- [What to produce]
Each line below that holds the string "notepadpp" counts once; report the total and nothing else.

- [Data section]

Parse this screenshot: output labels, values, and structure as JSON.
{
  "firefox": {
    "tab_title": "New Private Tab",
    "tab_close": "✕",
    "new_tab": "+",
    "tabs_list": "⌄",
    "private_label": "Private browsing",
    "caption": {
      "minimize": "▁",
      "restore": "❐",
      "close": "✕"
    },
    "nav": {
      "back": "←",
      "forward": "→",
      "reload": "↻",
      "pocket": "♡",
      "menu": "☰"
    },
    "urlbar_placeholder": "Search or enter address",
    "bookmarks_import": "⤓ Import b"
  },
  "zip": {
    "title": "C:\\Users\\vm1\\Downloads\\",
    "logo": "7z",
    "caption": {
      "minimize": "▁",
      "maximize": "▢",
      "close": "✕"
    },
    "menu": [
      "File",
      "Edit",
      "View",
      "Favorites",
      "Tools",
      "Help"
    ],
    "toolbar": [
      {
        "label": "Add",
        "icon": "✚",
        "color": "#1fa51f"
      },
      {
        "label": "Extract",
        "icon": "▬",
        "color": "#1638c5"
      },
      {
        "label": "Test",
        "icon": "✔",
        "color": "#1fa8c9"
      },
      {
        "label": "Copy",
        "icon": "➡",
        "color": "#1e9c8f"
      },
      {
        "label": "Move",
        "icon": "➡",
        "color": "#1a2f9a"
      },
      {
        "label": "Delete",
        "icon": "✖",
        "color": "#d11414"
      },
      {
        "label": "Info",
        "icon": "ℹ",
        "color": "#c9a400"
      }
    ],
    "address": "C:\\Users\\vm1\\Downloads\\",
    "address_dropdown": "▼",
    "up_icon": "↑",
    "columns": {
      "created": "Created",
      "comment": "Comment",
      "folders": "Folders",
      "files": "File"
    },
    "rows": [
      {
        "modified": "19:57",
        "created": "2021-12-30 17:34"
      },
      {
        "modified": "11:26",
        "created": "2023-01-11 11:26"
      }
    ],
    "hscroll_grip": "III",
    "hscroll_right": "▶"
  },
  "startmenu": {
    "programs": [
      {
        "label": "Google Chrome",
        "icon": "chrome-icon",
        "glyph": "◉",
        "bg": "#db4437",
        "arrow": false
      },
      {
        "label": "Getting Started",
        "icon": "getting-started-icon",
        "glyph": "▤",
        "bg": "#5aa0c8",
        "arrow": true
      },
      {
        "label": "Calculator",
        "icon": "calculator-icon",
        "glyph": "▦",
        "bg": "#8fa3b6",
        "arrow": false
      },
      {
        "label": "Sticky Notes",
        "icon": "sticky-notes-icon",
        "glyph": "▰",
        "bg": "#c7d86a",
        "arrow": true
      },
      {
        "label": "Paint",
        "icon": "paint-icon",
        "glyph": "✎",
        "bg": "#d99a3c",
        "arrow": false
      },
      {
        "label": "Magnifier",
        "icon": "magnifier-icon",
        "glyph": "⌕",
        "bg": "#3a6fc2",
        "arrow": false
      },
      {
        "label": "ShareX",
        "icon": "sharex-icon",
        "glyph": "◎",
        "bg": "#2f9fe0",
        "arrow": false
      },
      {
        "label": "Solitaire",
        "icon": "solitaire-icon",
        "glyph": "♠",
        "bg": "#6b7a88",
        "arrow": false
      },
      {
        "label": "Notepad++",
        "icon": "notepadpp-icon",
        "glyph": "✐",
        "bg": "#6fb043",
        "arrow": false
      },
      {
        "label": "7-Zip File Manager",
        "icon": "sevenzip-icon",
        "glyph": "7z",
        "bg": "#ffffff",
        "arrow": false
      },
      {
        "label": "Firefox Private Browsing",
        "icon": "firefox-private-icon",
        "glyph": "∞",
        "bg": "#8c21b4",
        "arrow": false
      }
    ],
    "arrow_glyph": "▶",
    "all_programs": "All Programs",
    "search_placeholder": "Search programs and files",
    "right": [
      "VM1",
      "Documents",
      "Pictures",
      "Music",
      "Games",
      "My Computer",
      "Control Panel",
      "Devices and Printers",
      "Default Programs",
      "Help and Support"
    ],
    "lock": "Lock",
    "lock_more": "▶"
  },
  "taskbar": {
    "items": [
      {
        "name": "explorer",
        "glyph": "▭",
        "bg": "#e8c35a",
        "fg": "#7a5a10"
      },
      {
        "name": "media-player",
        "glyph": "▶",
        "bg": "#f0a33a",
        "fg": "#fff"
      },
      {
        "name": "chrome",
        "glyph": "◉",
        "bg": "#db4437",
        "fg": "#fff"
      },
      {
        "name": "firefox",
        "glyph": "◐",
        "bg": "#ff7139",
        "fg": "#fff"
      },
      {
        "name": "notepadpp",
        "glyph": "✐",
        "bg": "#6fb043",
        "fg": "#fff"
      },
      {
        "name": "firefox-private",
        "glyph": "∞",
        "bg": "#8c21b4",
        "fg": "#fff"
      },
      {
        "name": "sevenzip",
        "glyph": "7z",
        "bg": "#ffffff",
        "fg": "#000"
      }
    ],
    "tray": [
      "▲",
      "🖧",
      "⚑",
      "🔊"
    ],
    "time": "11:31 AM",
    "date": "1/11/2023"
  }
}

- [Output of the exercise]
2